Though subjective, Nas’ admonishment of hip-hop, and rap in particular, ignited a conversation that continues today. And with the recent resurgence of lyricism, maybe that admonishment was exactly what rap needed, though the album had little lasting effect on the other factions of the culture.
With the (new) exception of Yeezus, Kanye West’s fourth studio album 808’s & Heartbreaks was one of the most challenging hip-hop records in rap’s history. Released during a period were auto-tuned vocals ruled the charts, 808’s still stands as a hallmark of execution with the tool.
One of Kanye’s most passionate records is a fusion of rap and singing, which in turn helped alter the relationship between R&B and hip-hop. Though rap/R&B records were executed well before 808’s (see The Love Below or the Miseducation of Lauren Hill), no fusion of the two resulted in as monumental a shift in paradigm as 808’s did.
America's Best Dance Crew Inspires New Generation of Breakers 
Breaking had all but completely faded from mainstream consciousness before February 2008. It was then that MTV premiered “America’s Best Dance Crew.”
In general, the show wasn’t very respectful to breaking as an American artform, but it was one of perhaps three shows at the time centered on urban dancing in the first place. Even still, the skill and popularity of the show’s first champion crew The JabbawockeeZ (which comprised of several respected b-boys) achieved what the producers probably had no intention of doing.
They introduced a new generation to breaking, inspiring a large chunk of America’s aspiring b-boys and b-girls to adopt aspects of breaking into their dance. By the end of the second season breaking was once again in the mainstream conversation, even if it no longer retained its hip-hop association.
Crisis Of 5 Pointz 
For more than 20 years the graffiti mecca 5 Pointz flourished and attracted hundreds of tourist and artists to Long Island City (LIC) in Queens, NY.
Something changed in 2011 when rumors began circulating that the owners of the warehouse that served as so many graf writer’s canvas was facing demolition. Since then, the curators of 5 Pointz and many community activists in LIC have been working to stop, or at least halt the demolition of the warehouse.
Hope for the building literally vanished along with the artwork overnight the morning of November 19th this year. The owner hired a crew to white-wash the entire building, an act that shocked and enraged the hip-hop and art communities around the world.
Though a sad thing, 5 Pointz white-washing and its imminent destruction is one of the most important things to happen to hip-hop in years.
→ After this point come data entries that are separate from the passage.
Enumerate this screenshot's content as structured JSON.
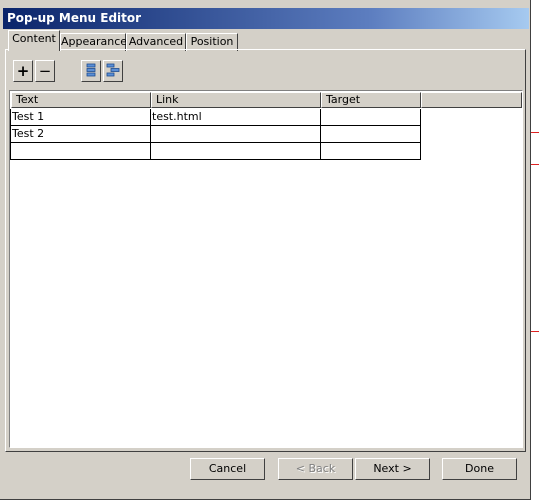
{
  "window": {
    "title": "Pop-up Menu Editor"
  },
  "tabs": [
    {
      "label": "Content",
      "active": true
    },
    {
      "label": "Appearance",
      "active": false
    },
    {
      "label": "Advanced",
      "active": false
    },
    {
      "label": "Position",
      "active": false
    }
  ],
  "toolbar": {
    "add_symbol": "+",
    "remove_symbol": "−",
    "icons": [
      "add-item-icon",
      "remove-item-icon",
      "indent-icon",
      "outdent-icon"
    ]
  },
  "table": {
    "columns": [
      "Text",
      "Link",
      "Target"
    ],
    "rows": [
      [
        "Test 1",
        "test.html",
        ""
      ],
      [
        "Test 2",
        "",
        ""
      ],
      [
        "",
        "",
        ""
      ]
    ]
  },
  "buttons": {
    "cancel": "Cancel",
    "back": "< Back",
    "next": "Next >",
    "done": "Done"
  },
  "colors": {
    "titlebar_start": "#0a246a",
    "titlebar_end": "#a6caf0",
    "dialog_bg": "#d4d0c8"
  }
}
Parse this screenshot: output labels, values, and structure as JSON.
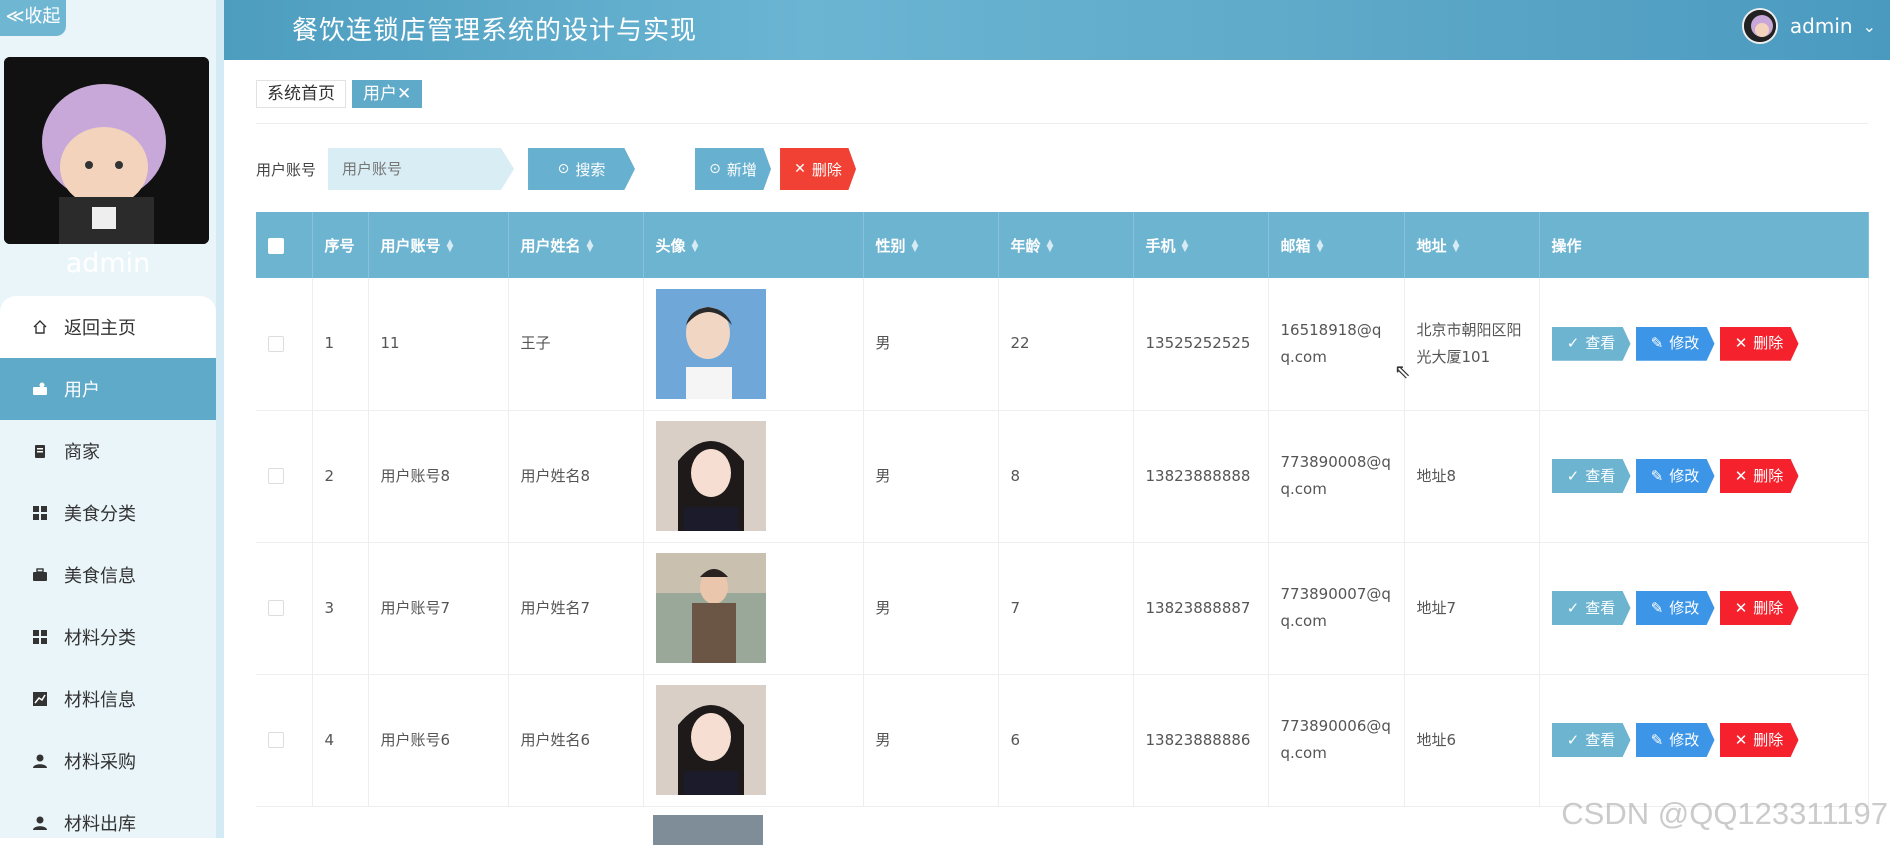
{
  "app": {
    "title": "餐饮连锁店管理系统的设计与实现",
    "collapse_label": "≪收起"
  },
  "user": {
    "name": "admin",
    "dropdown_icon": "chevron-down-icon"
  },
  "sidebar": {
    "name": "admin",
    "items": [
      {
        "label": "返回主页",
        "icon": "home-icon"
      },
      {
        "label": "用户",
        "icon": "user-card-icon"
      },
      {
        "label": "商家",
        "icon": "clipboard-icon"
      },
      {
        "label": "美食分类",
        "icon": "grid-icon"
      },
      {
        "label": "美食信息",
        "icon": "briefcase-icon"
      },
      {
        "label": "材料分类",
        "icon": "grid-icon"
      },
      {
        "label": "材料信息",
        "icon": "chart-icon"
      },
      {
        "label": "材料采购",
        "icon": "person-icon"
      },
      {
        "label": "材料出库",
        "icon": "person-icon"
      }
    ]
  },
  "tabs": [
    {
      "label": "系统首页"
    },
    {
      "label": "用户✕"
    }
  ],
  "search": {
    "label": "用户账号",
    "placeholder": "用户账号",
    "search_btn": "搜索",
    "add_btn": "新增",
    "delete_btn": "删除"
  },
  "table": {
    "headers": [
      "序号",
      "用户账号",
      "用户姓名",
      "头像",
      "性别",
      "年龄",
      "手机",
      "邮箱",
      "地址",
      "操作"
    ],
    "rows": [
      {
        "idx": "1",
        "account": "11",
        "name": "王子",
        "gender": "男",
        "age": "22",
        "phone": "13525252525",
        "email": "16518918@qq.com",
        "address": "北京市朝阳区阳光大厦101"
      },
      {
        "idx": "2",
        "account": "用户账号8",
        "name": "用户姓名8",
        "gender": "男",
        "age": "8",
        "phone": "13823888888",
        "email": "773890008@qq.com",
        "address": "地址8"
      },
      {
        "idx": "3",
        "account": "用户账号7",
        "name": "用户姓名7",
        "gender": "男",
        "age": "7",
        "phone": "13823888887",
        "email": "773890007@qq.com",
        "address": "地址7"
      },
      {
        "idx": "4",
        "account": "用户账号6",
        "name": "用户姓名6",
        "gender": "男",
        "age": "6",
        "phone": "13823888886",
        "email": "773890006@qq.com",
        "address": "地址6"
      }
    ],
    "ops": {
      "view": "查看",
      "edit": "修改",
      "delete": "删除"
    }
  },
  "watermark": "CSDN @QQ123311197",
  "colors": {
    "primary": "#5fa9c9",
    "danger": "#f04134",
    "edit": "#3c95e6"
  }
}
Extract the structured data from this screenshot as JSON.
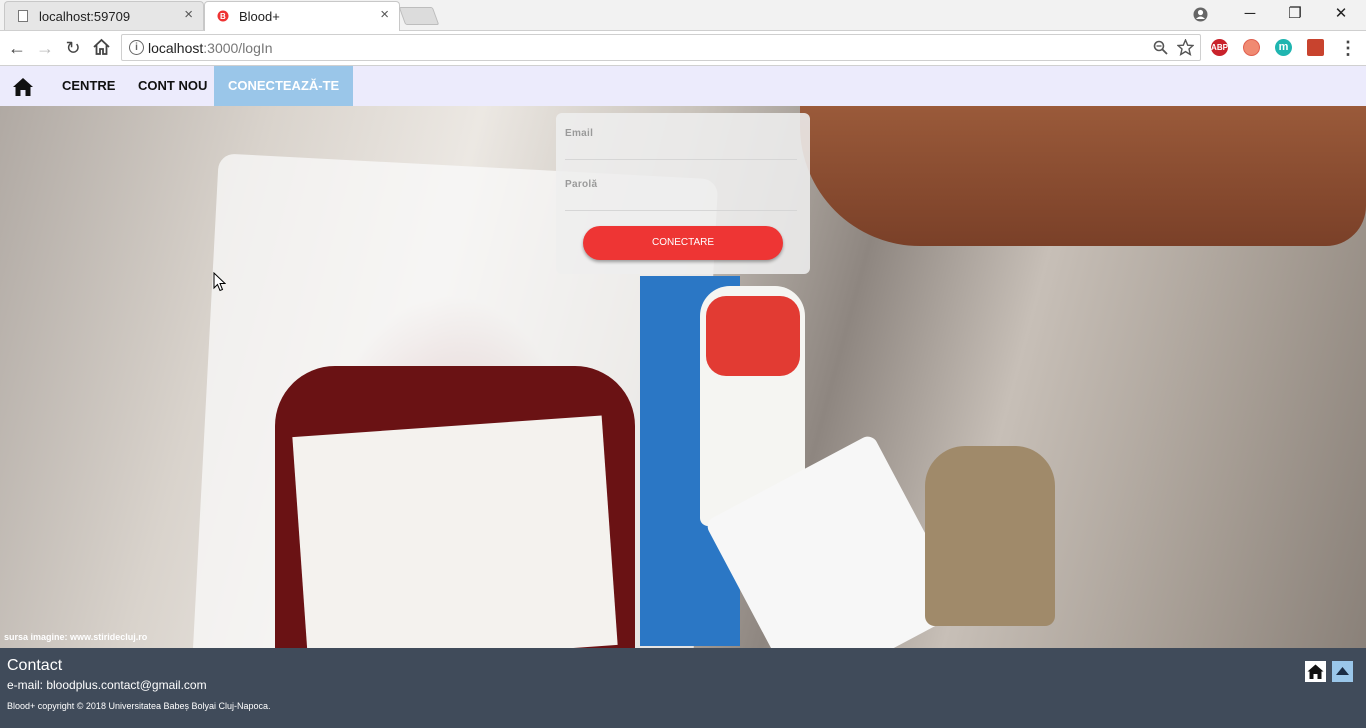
{
  "browser": {
    "tabs": [
      {
        "title": "localhost:59709",
        "close": "×"
      },
      {
        "title": "Blood+",
        "close": "×"
      }
    ],
    "window_controls": {
      "minimize": "─",
      "restore": "❐",
      "close": "✕"
    },
    "address": {
      "host": "localhost",
      "path": ":3000/logIn"
    },
    "extensions": [
      "ABP",
      "",
      "m",
      ""
    ]
  },
  "nav": {
    "items": [
      {
        "label": "CENTRE"
      },
      {
        "label": "CONT NOU"
      },
      {
        "label": "CONECTEAZĂ-TE"
      }
    ],
    "active_color": "#9ac6e9"
  },
  "login": {
    "email_label": "Email",
    "password_label": "Parolă",
    "button_label": "CONECTARE",
    "button_color": "#ee3534"
  },
  "hero": {
    "credit": "sursa imagine: www.stiridecluj.ro"
  },
  "footer": {
    "heading": "Contact",
    "email": "e-mail: bloodplus.contact@gmail.com",
    "copyright": "Blood+ copyright © 2018 Universitatea Babeș Bolyai Cluj-Napoca."
  }
}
The whole ordeal, along with the recent U.S. residency of Banksy, has reintroduced graffiti to the mainstream.
Kendrick Lamar lit a fire under many a rapper with his ambitious verse on Big Sean’s “Control.”
It sparked a deluge of response tracks and debate within the rap community. The buzz around the verse reminded many older rap fans (and introduced younger ones) to the concept of battles and competition that’s been a touchstone of hip-hop culture since the formation of the Universal Zulu Nation. It also put the focus back on the lyrical aptitude of an emcee, accomplishing much of what Nas’ Hip-Hop Is Dead strove to achieve almost overnight.
HNHH celebrates 40 years of hip-hop by taking a look at some of the biggest things to happen in the culture.
We've officially wrapped up a big year for the genre we all love-- new albums from Jay Z, Kanye West, Pusha T, Mac Miller, Drake, Juicy J (and the list goes on), only made 2013 that much sweeter. Mix in a new-found competition brought on by, you guessed it, "Control," and all the free mixtapes we've received in 2013, and this past year was definitely a good one.
Apart from the usual rap antics, 2013 was significant as it marked 40 years since hip-hop’s inception, starting out in the Bronx borough of New York City and spreading across the world. Now that we entered a new year, we've decided to take a look back at some of the biggest moments throughout the last four decades of hip-hop.
In celebration of the genre's prevailing legacy, we’re looking at each of the four elements of hip-hop culture: rapping, DJing, graffiti, and breaking.